> [Task to complete]
Pictures are to be left out, and the rest of the records reproduced exactly.

***** The input

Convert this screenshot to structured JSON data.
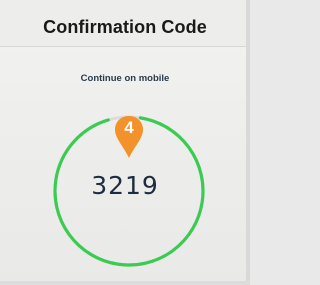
{
  "header": {
    "title": "Confirmation Code"
  },
  "instruction": {
    "text": "Continue on mobile"
  },
  "code": {
    "value": "3219",
    "timer_remaining_fraction": 0.93
  },
  "annotation": {
    "marker_label": "4"
  },
  "colors": {
    "timer_ring": "#3ccb52",
    "timer_track": "#dcdcdc",
    "marker": "#f3922b",
    "code_text": "#1e2c3f"
  }
}
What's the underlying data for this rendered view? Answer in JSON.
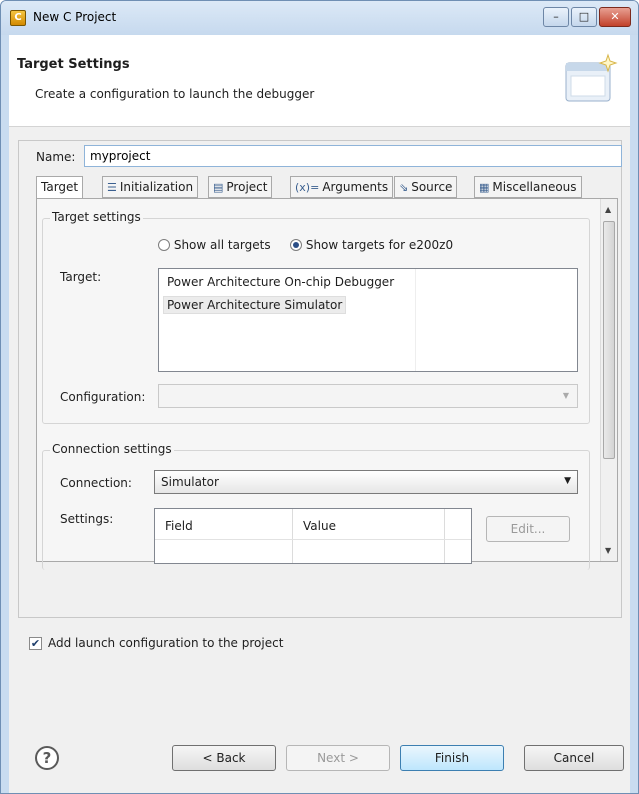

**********

> [Answer to this problem]
Convert this screenshot to structured JSON data.
{
  "header": {
    "title": "Confirmation Code"
  },
  "instruction": {
    "text": "Continue on mobile"
  },
  "code": {
    "value": "3219",
    "timer_remaining_fraction": 0.93
  },
  "annotation": {
    "marker_label": "4"
  },
  "colors": {
    "timer_ring": "#3ccb52",
    "timer_track": "#dcdcdc",
    "marker": "#f3922b",
    "code_text": "#1e2c3f"
  }
}
What's the underlying data for this rendered view? Answer in JSON.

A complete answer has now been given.